    If you don’t qualify for an NCAA or NAIA program, you can always choose to attend a junior college to focus on their training, develop skills and earn college credits.

  • Setting Yourself Up for Success

    Being a great wrestler is a good thing, but it’s important to understand that it’s not the only quality recruiters are looking for. Good grades, excellent test scores, and leadership qualities are all part of the picture for recruiters.

    It’s important to start setting yourself up for success early in the game, not just by meeting academic and wrestling requirements, but by doing a little extra work that puts you in front of  decision makers.

    Online Profiles

    Creating an online profile gives you the platform to share your stats, your academic performance, contact information and a highlight video.

    Academic Requirements

    A recruiter’s job is far easier if they see academic achievements alongside wrestling skills and experience. Study hard, find a few non-wrestling extra-curricular activities to join and hone your leadership skills and your competitive mindset. The total package is bound to get you noticed.

    Build a Realistic List of Colleges

    Contacting coaches at colleges that have programs you aren’t qualified for is a waste of time. Check out the wrestling roster for each school and measure yourself academically with the other students, as well as your stats compared to those of the collegiate wrestlers. This is a great time to talk to your counselors and coaches to get an idea of what you need to look for personally to find a college that is the perfect fit for you.

    Contact Coaches
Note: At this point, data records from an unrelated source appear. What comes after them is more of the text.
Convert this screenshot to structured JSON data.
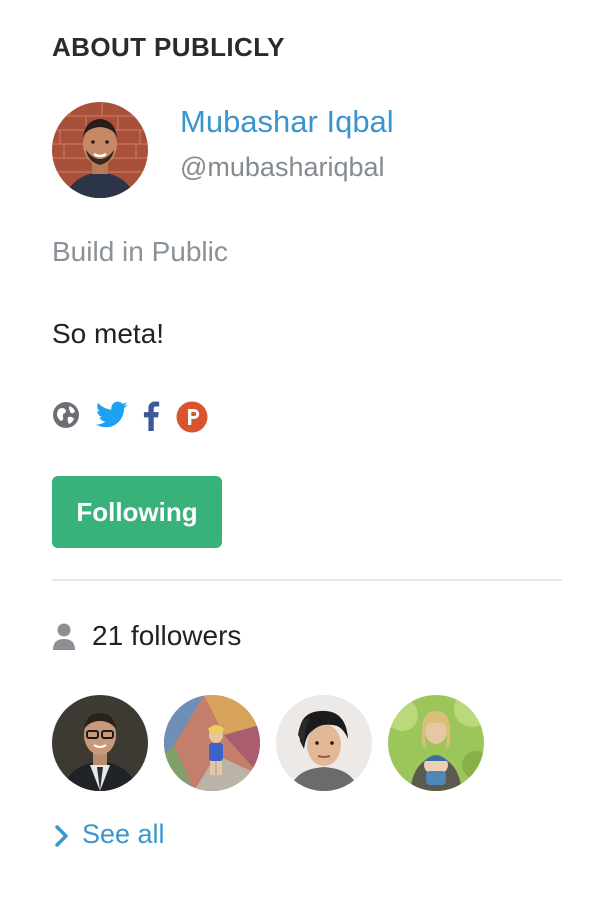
{
  "section": {
    "title": "ABOUT PUBLICLY"
  },
  "maker": {
    "name": "Mubashar Iqbal",
    "handle": "@mubashariqbal",
    "avatar_icon": "user-avatar-photo"
  },
  "product": {
    "tagline": "Build in Public",
    "description": "So meta!"
  },
  "social": {
    "links": [
      {
        "name": "website",
        "icon": "globe-icon",
        "color": "#6b6f73"
      },
      {
        "name": "twitter",
        "icon": "twitter-icon",
        "color": "#1da1f2"
      },
      {
        "name": "facebook",
        "icon": "facebook-icon",
        "color": "#3b5998"
      },
      {
        "name": "producthunt",
        "icon": "producthunt-icon",
        "color": "#da552f"
      }
    ]
  },
  "follow": {
    "label": "Following",
    "color": "#38b27a"
  },
  "followers": {
    "count_label": "21 followers",
    "icon": "person-icon",
    "avatars": [
      {
        "icon": "follower-avatar-photo"
      },
      {
        "icon": "follower-avatar-photo"
      },
      {
        "icon": "follower-avatar-photo"
      },
      {
        "icon": "follower-avatar-photo"
      }
    ],
    "see_all_label": "See all"
  },
  "colors": {
    "link": "#3a95cf",
    "muted": "#8a9197",
    "divider": "#e4e6e8"
  }
}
    Proactively reaching out to coaches will increase your chances of being noticed. Email coaches with your profile and your highlight video, along with your academic history, and don’t be afraid to reach out again as the year progresses.
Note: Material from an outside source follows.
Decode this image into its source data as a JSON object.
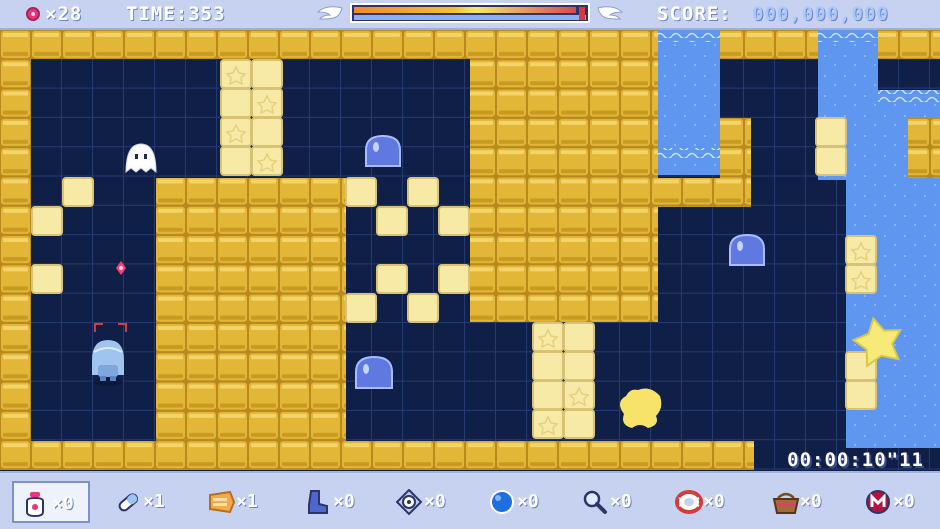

    Competing is more than just a chance to test your wrestling skills; every competition is another chance to get noticed by decision makers. You can improve your odds of being noticed if you’ve contacted coaches and let them know in advance that you are competing.

  • Making Your Highlight Video

    Probably the most important step when setting yourself apart from other potential recruits is a stand-out video that highlights your wrestling skills.

    Brief is Best

    You’re not filming Titanic, you’re just offering a quick glimpse into your wrestling career and explaining why you are the perfect candidate for recruitment. Keep your highlight video short and focused.

    Contact Information

    A brief introduction is the most appropriate way to start your highlight video. It’s helpful to add your stats and awards, along with your graduation year, email address and phone number before diving into the good stuff.

    You Have 30 Seconds: Make it Count

    It’s important to grab the viewer’s attention within the first 30 seconds to one minute of your highlight video. Make sure you put your best moves first to catch the recruiter’s attention.

    Publish the Highlight Video

    Your highlight video is only effective if it gets in front of the right people. Make sure it is published prominently on your profile.

  • Success On and Off the Mat

    Remember that collegiate wrestling involves far more than just winning a few tournaments or looking good on the mat. Use this guide to give yourself a competitive edge and put yourself in a better position to get noticed by coaches and recruiters.

SPIRE Contact info:

Phone: (440) 466-1002

Email: [email protected]

Address: 5201 SPIRE Circle, Geneva, OH 44041